Victorious Love, in the Gemäldegalerie in Berlin becomes a recurrent theme in Peter Robb’s book.
Over the beginning of the year, I found myself reading again. With two Didion books, via the tablet, I was almost ready to take on more heavy reading. I bought Peter Robb’s M: The Man Who Became Caravaggio for a dollar in my local library bookstore. I was just in the library at the right time and figured it was time to get some culture about the important pre-Baroque master. Four years ago in the spring of ’10, in Scuderie del Quirinale, Rome, there was an excellent retrospective of Caravaggio’s work, and to this day several of the images, including the Desposition, which the blue of Mary’s veil, sings.
I love the angel in this one, he looks like he just got finished with the perfect shave! Caravaggio always uses browns well, as they lend themselves to color in his paintings. Notice how he takes a space a shoves everyone into it. Below, even more so, where a large red curtain takes up the upper half of the painting. This is already outrageous and logical for Caravaggio. Meanwhile, in one section, off center, an entire array of hands. The man in the ruff, lower far left, is already a premonition of Frans Hals!
What makes Caravaggio so important is that he serves as a bridge. From Renaissance classicism, sidestepping to some extent Mannerism, Caravaggio lays down a track as a guide to Rubens, Velazquez, Rembrandt. Not only that, he is the one Italian I can think of, with the exception of Titian, who has a feel for texture. The rendering of skin, cloth, hair, metal, feathers, all seem so essential to what he does in paint.

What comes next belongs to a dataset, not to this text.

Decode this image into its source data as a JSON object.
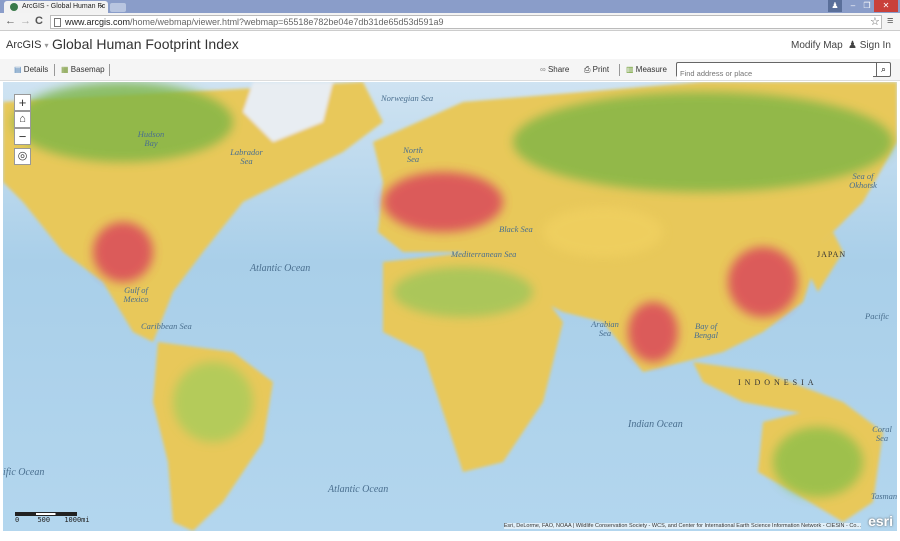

Robb’s 500 page book is about as authentic as it gets. His careful citations, with much background information, give us a clear picture of a difficult and somewhat elusive personality. His careful research, justifies his very careful speculation on what no other writer has given us. We have a more complete picture of the painter’s roots to his unfortunate end. I say that, instead of death, because even here, the author has to investigate through a plethora of suppositions, and he does so with much care and detail.
We know of Caravaggio, as a man who had great impact on future painters of his generation. Especially those up north. Caravaggio is always the source of interestingly lit paintings, becoming the impetus for set designers and photographers throughout time. No Italian beats him on tactile values, so that skin next to fabric or any other material takes on special qualities, and he gets better as he gets older. If that is possible in so young a working life.
As Robb explains, Minniti served as a model and a protege of Caravaggio in his earlier years in Rome. In many of Caravaggio’s earlier paintings (Boy with a Basket of Fruit, Boy bitten by Lizard), Minitti is recognizable. Minniti was present when Caravaggio killed a man in Rome. He escaped to his native Sicily, where he became a painter of note. Later, Minitti gave Caravaggio cover when he escaped from Malta with a death threat on his head.
In the end, we may be left with a love story of sorts. Or perhaps several. It has a lot to do with our perception. Is Caravaggio simply a pedophile? A fact that the author uncovers that seemed to be so complex that it became somewhat invisible through a shared cultural denial. Is he a murderer, subject to wilder than normal Italian rage, which drives him to fool hearty and dangerous behavior? News of his death leads us empty and confused. Is he simply an enigma? Or has time, like the ocean to the beach, obliterated the path to his true story.